Scenic Railways

Trains to Mountaintops  ̶  Always wanting to make the Alps accessible, Switzerland has many trains that reach high mountain settings.

  • The highest railway station in Europe is the Jungfraujoch at 11,332 feet set on a saddle below the summit of the Jungfrau you overlook the longest glacier in the Alps.
  • Opened in 1898, the Gornergrat railway departs Zermatt on its ascent to a 10,135-ft ridgetop peak where you’ll be surrounded by 29 peaks over 4000 meters, including the Matterhorn.
  • Glacier ExpressThe Mt Pilatus Railway climbs at an average gradient of 38% from Alpnachstad on the shores of Lake Lucerne to the Esel summit of Mt Pilatus at an elevation of 6,801 feet.
  • The Schynige Platte Railway departs from the town of Wilderswil near Interlaken on a cogwheel ascent to a wildflowered alpine plateau overlooking the Bernese Oberland.

Glacier Express  ̶  The world’s slowest express train is also the most famous.

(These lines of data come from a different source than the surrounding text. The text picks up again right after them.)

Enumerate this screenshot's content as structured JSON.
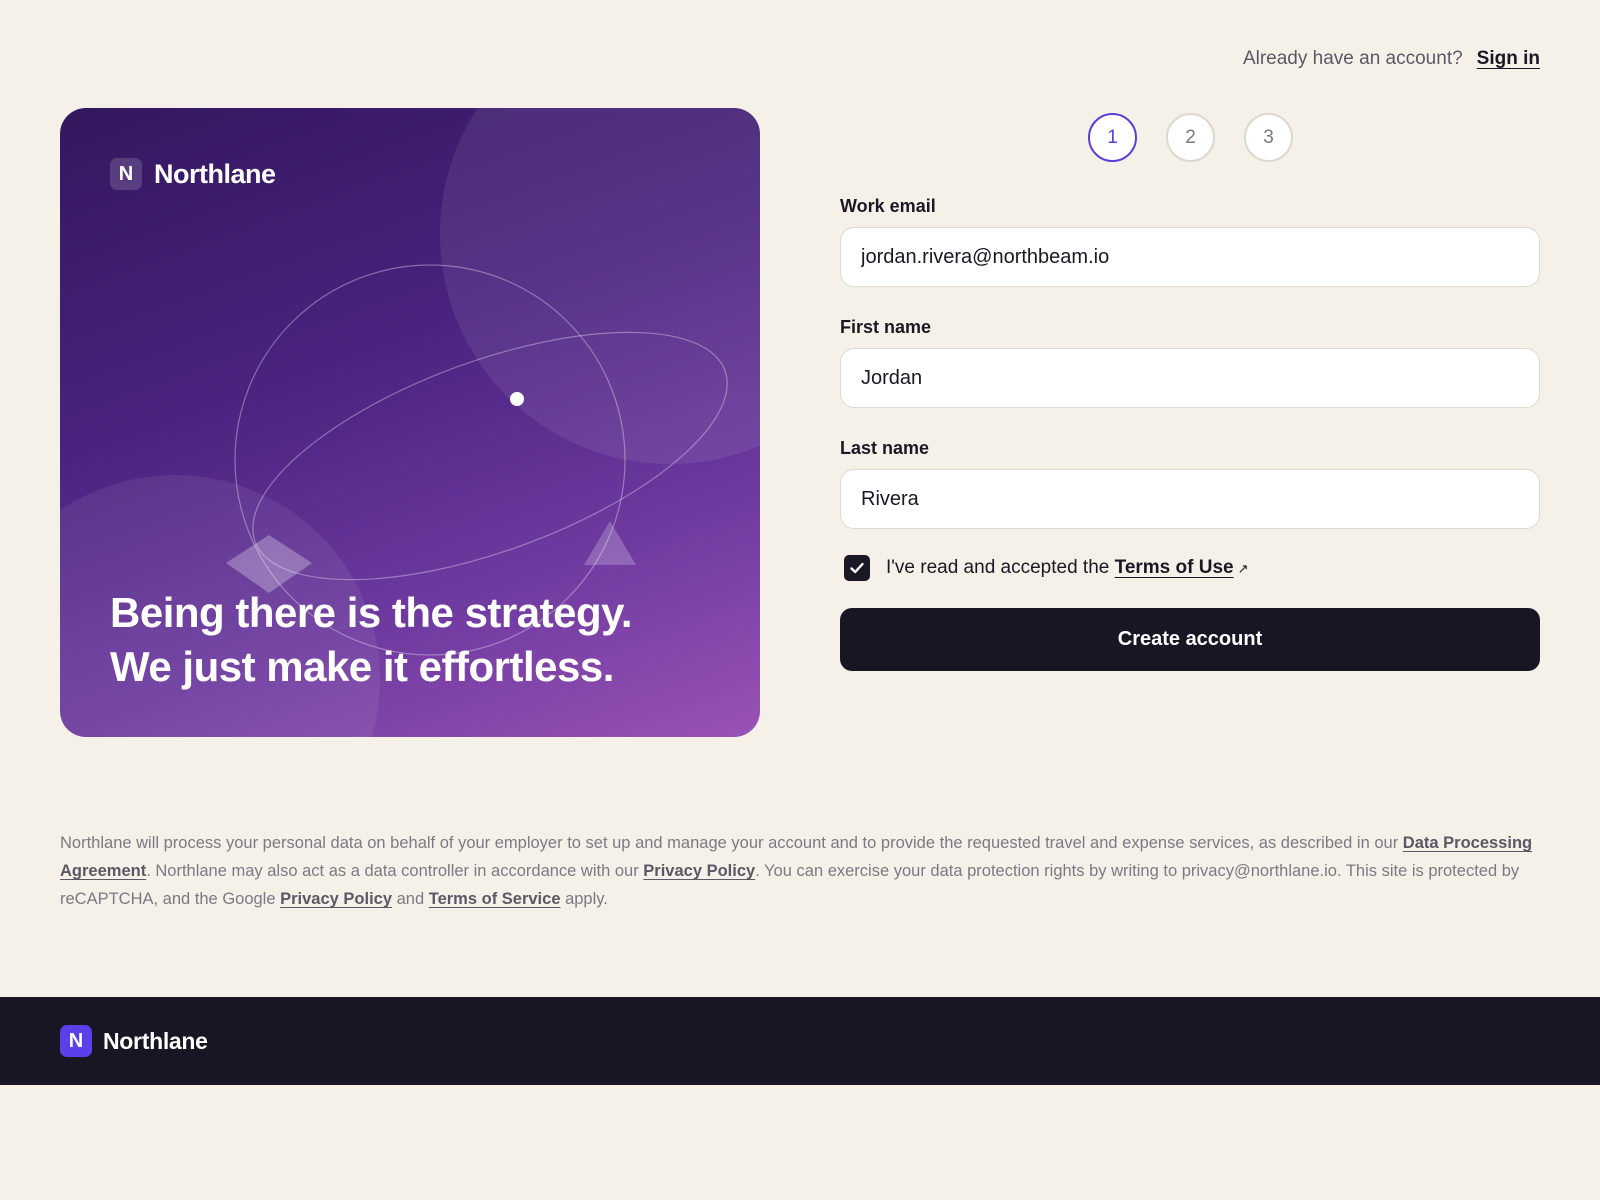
{
  "header": {
    "signin_prompt": "Already have an account?",
    "signin_link": "Sign in"
  },
  "hero": {
    "logo_letter": "N",
    "brand": "Northlane",
    "headline_line1": "Being there is the strategy.",
    "headline_line2": "We just make it effortless."
  },
  "stepper": {
    "steps": [
      "1",
      "2",
      "3"
    ],
    "active_step": "1"
  },
  "form": {
    "email_label": "Work email",
    "email_value": "jordan.rivera@northbeam.io",
    "first_name_label": "First name",
    "first_name_value": "Jordan",
    "last_name_label": "Last name",
    "last_name_value": "Rivera",
    "terms_prefix": "I've read and accepted the",
    "terms_link": "Terms of Use",
    "terms_checked": true,
    "submit_label": "Create account"
  },
  "legal": {
    "part1": "Northlane will process your personal data on behalf of your employer to set up and manage your account and to provide the requested travel and expense services, as described in our ",
    "dpa_link": "Data Processing Agreement",
    "part2": ". Northlane may also act as a data controller in accordance with our ",
    "privacy_link": "Privacy Policy",
    "part3": ". You can exercise your data protection rights by writing to privacy@northlane.io. This site is protected by reCAPTCHA, and the Google ",
    "google_privacy_link": "Privacy Policy",
    "part4": " and ",
    "google_terms_link": "Terms of Service",
    "part5": " apply."
  },
  "footer": {
    "logo_letter": "N",
    "brand": "Northlane"
  },
  "colors": {
    "background": "#f5f1e8",
    "accent": "#5b3fd6",
    "dark": "#181624",
    "footer_logo": "#5b3fe8"
  }
}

On its daily 7½-hour route from St. Moritz to Zermatt it goes through 91 tunnels and across 291 bridges. It’s the perfect combination of spectacular scenery and the genius of Swiss railway engineering.This legendary rail journey is a popular feature of Alpenwild's Scenic Alps by Rail tour. The Glacier Express can also be included as a pre- or post-trip excursion on any Alpenwild trip.

Want to experience the Grand Train Tour of Switzerland including all four Swiss linguistic regions, its famous scenic railway jouneys and mountaintop railway excursions? Join Alpenwild's incomparable Scenic Alps by Rail tour, an exclusive guided railway tour though Switzerland offered from May to October.